But once again, that's not the way the human brain works. Science has shown that sharing goals with your friends (or anyone at all) can actually make you less motivated to get shit done.
In a series of studies, researchers asked college students about what they wanted to do with their lives and told them to estimate how productive they thought they'd be the next week. The answers were filled in anonymous forms, but when the forms were being collected, half the students could clearly see that the researchers were checking out their answers, supposedly to confirm that they filled them correctly.
"In 'What do you want to do with your life?' you drew a man punching a dinosaur."
The other students had their results ignored. This was to ensure that the first half knew that someone else was aware of their aspirations and goals and also to stress to the second half that no one gives a shit about them.

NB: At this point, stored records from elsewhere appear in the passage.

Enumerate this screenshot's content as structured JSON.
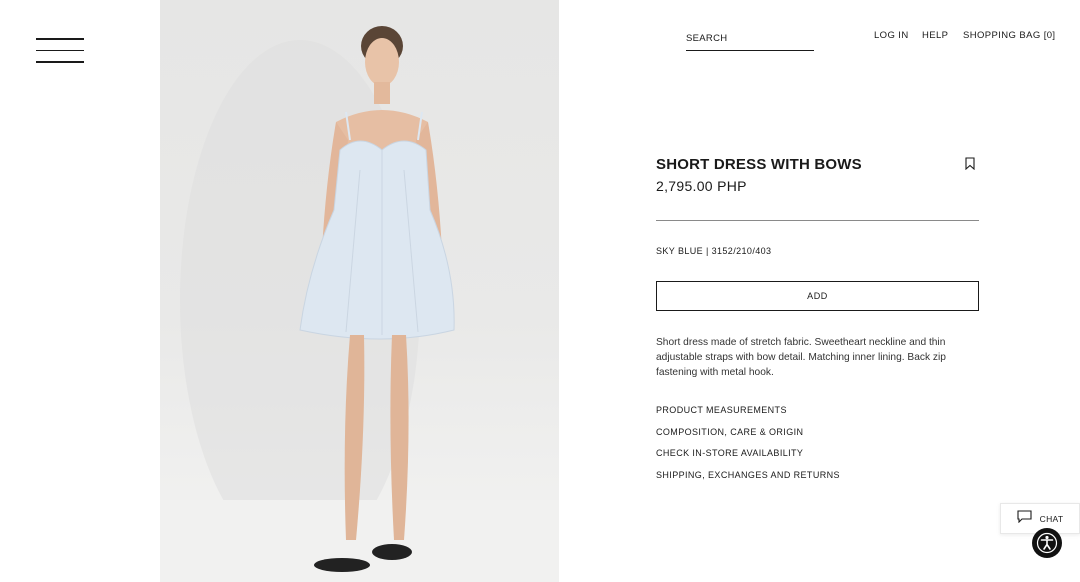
{
  "header": {
    "search_placeholder": "SEARCH",
    "login": "LOG IN",
    "help": "HELP",
    "shopping_bag": "SHOPPING BAG [0]"
  },
  "product": {
    "title": "SHORT DRESS WITH BOWS",
    "price": "2,795.00 PHP",
    "color_ref": "SKY BLUE | 3152/210/403",
    "add_label": "ADD",
    "description": "Short dress made of stretch fabric. Sweetheart neckline and thin adjustable straps with bow detail. Matching inner lining. Back zip fastening with metal hook.",
    "links": [
      "PRODUCT MEASUREMENTS",
      "COMPOSITION, CARE & ORIGIN",
      "CHECK IN-STORE AVAILABILITY",
      "SHIPPING, EXCHANGES AND RETURNS"
    ]
  },
  "chat": {
    "label": "CHAT"
  },
  "icons": {
    "menu": "hamburger-menu-icon",
    "bookmark": "bookmark-icon",
    "chat": "chat-bubble-icon",
    "accessibility": "accessibility-icon"
  },
  "colors": {
    "text": "#1a1a1a",
    "dress": "#dde7f1",
    "accessibility_bg": "#111111"
  }
}
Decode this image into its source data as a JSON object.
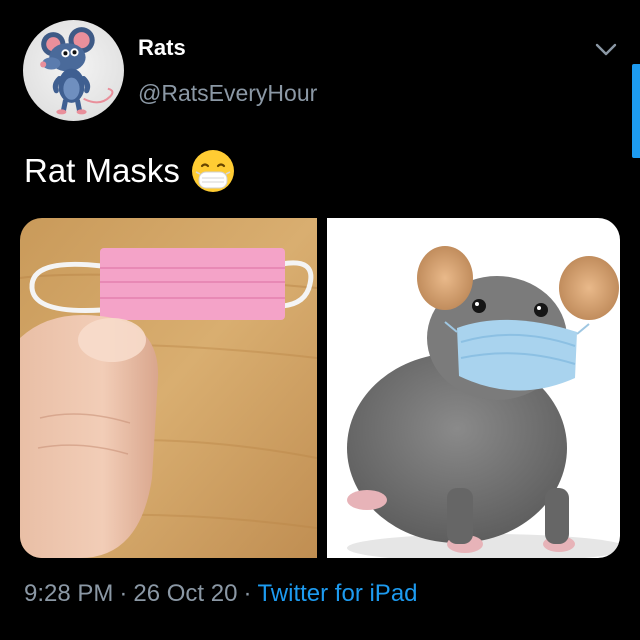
{
  "author": {
    "display_name": "Rats",
    "handle": "@RatsEveryHour",
    "avatar_icon": "cartoon-rat-avatar"
  },
  "tweet": {
    "text": "Rat Masks",
    "emoji_icon": "face-with-medical-mask-emoji"
  },
  "media": {
    "photos": [
      {
        "description_icon": "tiny-pink-mask-on-fingertip-photo"
      },
      {
        "description_icon": "rat-wearing-blue-mask-photo"
      }
    ]
  },
  "meta": {
    "time": "9:28 PM",
    "separator": "·",
    "date": "26 Oct 20",
    "source": "Twitter for iPad"
  },
  "colors": {
    "background": "#000000",
    "primary_text": "#ffffff",
    "secondary_text": "#8b98a5",
    "accent": "#1d9bf0"
  }
}
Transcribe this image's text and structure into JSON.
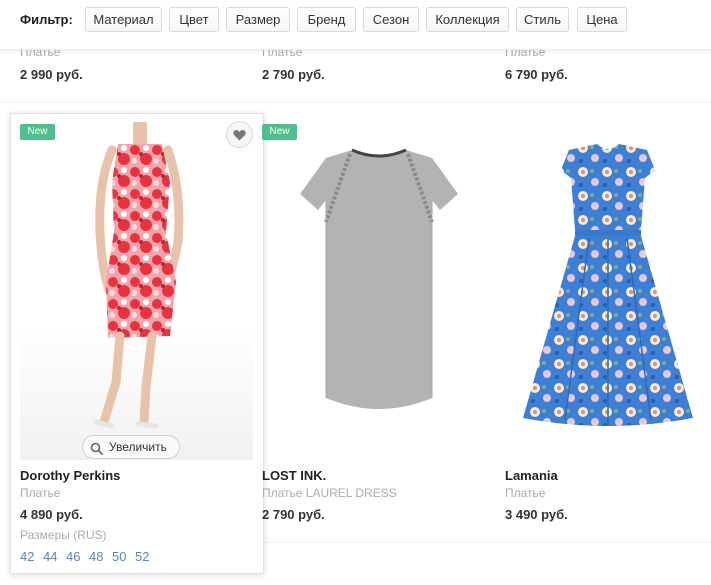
{
  "filter": {
    "label": "Фильтр:",
    "buttons": [
      "Материал",
      "Цвет",
      "Размер",
      "Бренд",
      "Сезон",
      "Коллекция",
      "Стиль",
      "Цена"
    ]
  },
  "previous_row": [
    {
      "category": "Платье",
      "price": "2 990 руб."
    },
    {
      "category": "Платье",
      "price": "2 790 руб."
    },
    {
      "category": "Платье",
      "price": "6 790 руб."
    }
  ],
  "products": [
    {
      "badge": "New",
      "brand": "Dorothy Perkins",
      "category": "Платье",
      "price": "4 890 руб.",
      "zoom_label": "Увеличить"
    },
    {
      "badge": "New",
      "brand": "LOST INK.",
      "category": "Платье LAUREL DRESS",
      "price": "2 790 руб."
    },
    {
      "brand": "Lamania",
      "category": "Платье",
      "price": "3 490 руб."
    }
  ],
  "sizes": {
    "label": "Размеры (RUS)",
    "values": [
      "42",
      "44",
      "46",
      "48",
      "50",
      "52"
    ]
  },
  "colors": {
    "badge_green": "#4fc08d",
    "size_link": "#5b86b5"
  }
}
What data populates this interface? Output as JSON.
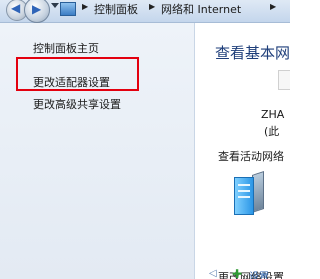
{
  "breadcrumb": {
    "items": [
      "控制面板",
      "网络和 Internet"
    ]
  },
  "sidebar": {
    "items": [
      {
        "label": "控制面板主页"
      },
      {
        "label": "更改适配器设置"
      },
      {
        "label": "更改高级共享设置"
      }
    ]
  },
  "main": {
    "title": "查看基本网",
    "network_name": "ZHA",
    "network_sub": "(此",
    "section_label": "查看活动网络",
    "change_label": "更改网络设置",
    "bottom_link": "设置"
  },
  "colors": {
    "highlight": "#e3000f",
    "title": "#1e3e7a",
    "pane": "#e9eff7"
  },
  "icons": [
    "back-arrow-icon",
    "forward-arrow-icon",
    "dropdown-icon",
    "control-panel-icon",
    "server-icon",
    "add-icon"
  ]
}
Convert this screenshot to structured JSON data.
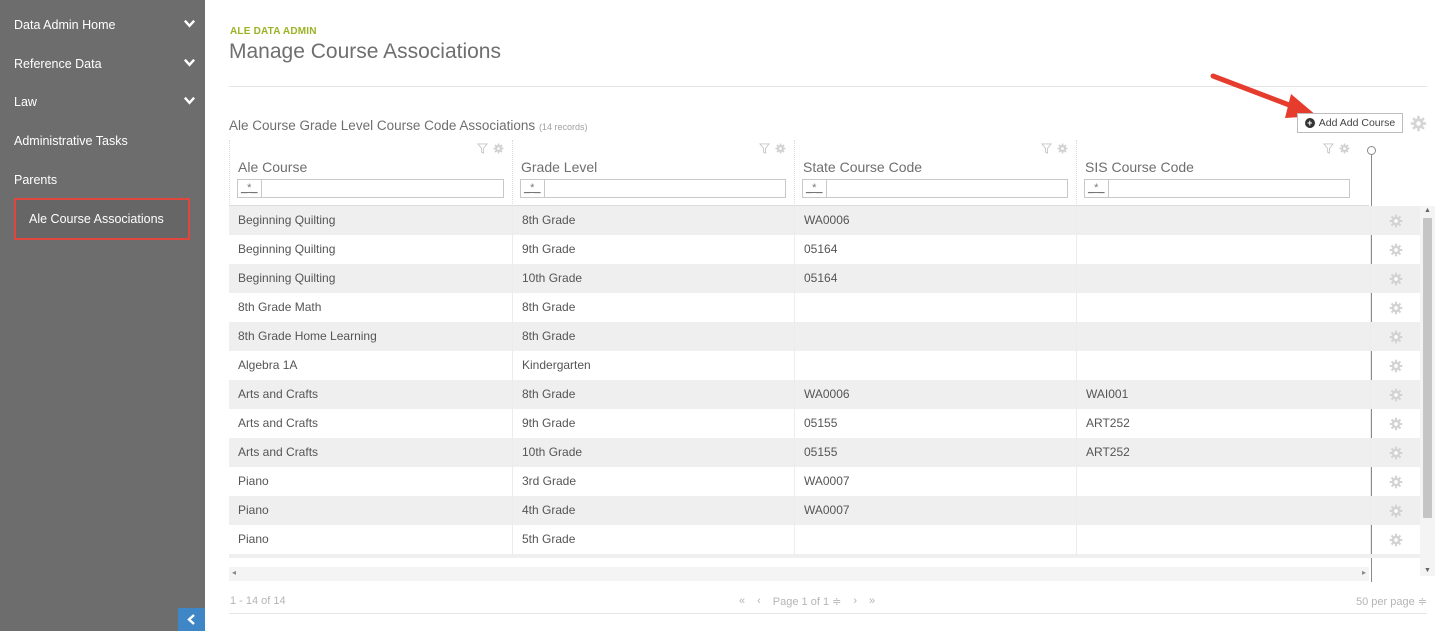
{
  "sidebar": {
    "items": [
      {
        "label": "Data Admin Home",
        "has_chevron": true
      },
      {
        "label": "Reference Data",
        "has_chevron": true
      },
      {
        "label": "Law",
        "has_chevron": true
      },
      {
        "label": "Administrative Tasks",
        "has_chevron": false
      },
      {
        "label": "Parents",
        "has_chevron": false
      },
      {
        "label": "Ale Course Associations",
        "has_chevron": false,
        "active": true
      }
    ],
    "collapse_icon": "chevron-left-icon",
    "collapse_glyph": "‹"
  },
  "header": {
    "eyebrow": "ALE DATA ADMIN",
    "title": "Manage Course Associations"
  },
  "grid": {
    "caption": "Ale Course Grade Level Course Code Associations",
    "record_count": "(14 records)",
    "add_button_label": "Add Add Course",
    "add_button_icon": "plus-circle-icon",
    "columns": [
      {
        "title": "Ale Course",
        "filter": "_*_"
      },
      {
        "title": "Grade Level",
        "filter": "_*_"
      },
      {
        "title": "State Course Code",
        "filter": "_*_"
      },
      {
        "title": "SIS Course Code",
        "filter": "_*_"
      }
    ],
    "rows": [
      [
        "Beginning Quilting",
        "8th Grade",
        "WA0006",
        ""
      ],
      [
        "Beginning Quilting",
        "9th Grade",
        "05164",
        ""
      ],
      [
        "Beginning Quilting",
        "10th Grade",
        "05164",
        ""
      ],
      [
        "8th Grade Math",
        "8th Grade",
        "",
        ""
      ],
      [
        "8th Grade Home Learning",
        "8th Grade",
        "",
        ""
      ],
      [
        "Algebra 1A",
        "Kindergarten",
        "",
        ""
      ],
      [
        "Arts and Crafts",
        "8th Grade",
        "WA0006",
        "WAI001"
      ],
      [
        "Arts and Crafts",
        "9th Grade",
        "05155",
        "ART252"
      ],
      [
        "Arts and Crafts",
        "10th Grade",
        "05155",
        "ART252"
      ],
      [
        "Piano",
        "3rd Grade",
        "WA0007",
        ""
      ],
      [
        "Piano",
        "4th Grade",
        "WA0007",
        ""
      ],
      [
        "Piano",
        "5th Grade",
        "",
        ""
      ]
    ]
  },
  "footer": {
    "range": "1 - 14 of 14",
    "first": "«",
    "prev": "‹",
    "page": "Page 1 of 1 ≑",
    "next": "›",
    "last": "»",
    "per_page": "50 per page ≑"
  },
  "colors": {
    "sidebar_bg": "#6d6d6d",
    "accent_green": "#9ab223",
    "highlight_red": "#e0463c",
    "collapse_blue": "#3f86c7",
    "row_alt": "#efefef"
  }
}
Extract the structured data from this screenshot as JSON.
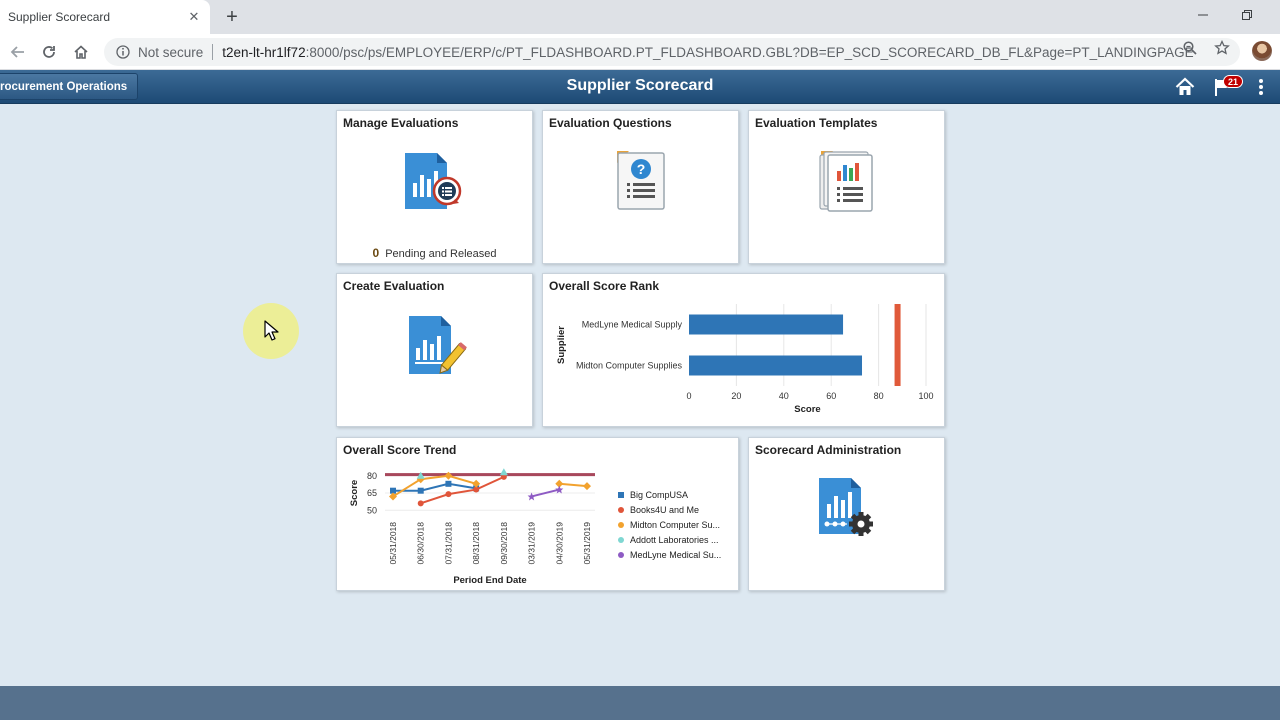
{
  "browser": {
    "tab_title": "Supplier Scorecard",
    "not_secure": "Not secure",
    "url_host": "t2en-lt-hr1lf72",
    "url_rest": ":8000/psc/ps/EMPLOYEE/ERP/c/PT_FLDASHBOARD.PT_FLDASHBOARD.GBL?DB=EP_SCD_SCORECARD_DB_FL&Page=PT_LANDINGPAGE"
  },
  "banner": {
    "nav_label": "rocurement Operations",
    "title": "Supplier Scorecard",
    "notification_count": "21"
  },
  "tiles": {
    "manage_evaluations": {
      "title": "Manage Evaluations",
      "count": "0",
      "count_label": "Pending and Released"
    },
    "evaluation_questions": {
      "title": "Evaluation Questions"
    },
    "evaluation_templates": {
      "title": "Evaluation Templates"
    },
    "create_evaluation": {
      "title": "Create Evaluation"
    },
    "overall_score_rank": {
      "title": "Overall Score Rank"
    },
    "overall_score_trend": {
      "title": "Overall Score Trend"
    },
    "scorecard_administration": {
      "title": "Scorecard Administration"
    }
  },
  "colors": {
    "banner": "#1d4a75",
    "tile_icon_blue": "#3a8fd6",
    "rank_bar": "#2e75b6",
    "target_line": "#e05a3a"
  },
  "chart_data": [
    {
      "type": "bar",
      "orientation": "horizontal",
      "categories": [
        "MedLyne Medical Supply",
        "Midton Computer Supplies"
      ],
      "values": [
        65,
        73
      ],
      "reference_line": 88,
      "xlabel": "Score",
      "ylabel": "Supplier",
      "xlim": [
        0,
        100
      ],
      "xticks": [
        0,
        20,
        40,
        60,
        80,
        100
      ],
      "grid": true
    },
    {
      "type": "line",
      "x": [
        "05/31/2018",
        "06/30/2018",
        "07/31/2018",
        "08/31/2018",
        "09/30/2018",
        "03/31/2019",
        "04/30/2019",
        "05/31/2019"
      ],
      "xlabel": "Period End Date",
      "ylabel": "Score",
      "yticks": [
        50,
        65,
        80
      ],
      "ylim": [
        45,
        85
      ],
      "reference_line": 81,
      "legend": "right",
      "series": [
        {
          "name": "Big CompUSA",
          "color": "#2e75b6",
          "marker": "square",
          "values": [
            67,
            67,
            73,
            69,
            null,
            null,
            null,
            null
          ]
        },
        {
          "name": "Books4U and Me",
          "color": "#e0553a",
          "marker": "circle",
          "values": [
            null,
            56,
            64,
            68,
            79,
            null,
            null,
            null
          ]
        },
        {
          "name": "Midton Computer Su...",
          "color": "#f2a22e",
          "marker": "diamond",
          "values": [
            62,
            77,
            80,
            73,
            null,
            null,
            73,
            71
          ]
        },
        {
          "name": "Addott Laboratories ...",
          "color": "#7fd7d2",
          "marker": "triangle",
          "values": [
            null,
            80,
            null,
            null,
            83,
            null,
            null,
            null
          ]
        },
        {
          "name": "MedLyne Medical Su...",
          "color": "#8e5bc4",
          "marker": "star",
          "values": [
            null,
            null,
            null,
            null,
            null,
            62,
            68,
            null
          ]
        }
      ]
    }
  ]
}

Afterward, the researchers kept track of all the participants and found out that when they'd told people about their goals, the students were less likely to work toward them. You'd think that those whose aspirations had been recognized would actually work harder to avoid looking like lazy slobs, but the opposite happened: Just sharing their intentions with another person had made them more lazy.
"Screw this city council crap. Let's give that whole 'anarchy' thing a try."
Much like the "fantasizing drains your energy" thing, this comes down to the funny way our brains work and also the fact that we're all huge egomaniacs. By announcing our intentions to the rest of the world, we get a taste of the same recognition we'd get if we actually accomplished those goals. Unfortunately, for most people that small taste is enough and they'll be less motivated to follow through with their work.
But isn't getting feedback along the way important? Well ...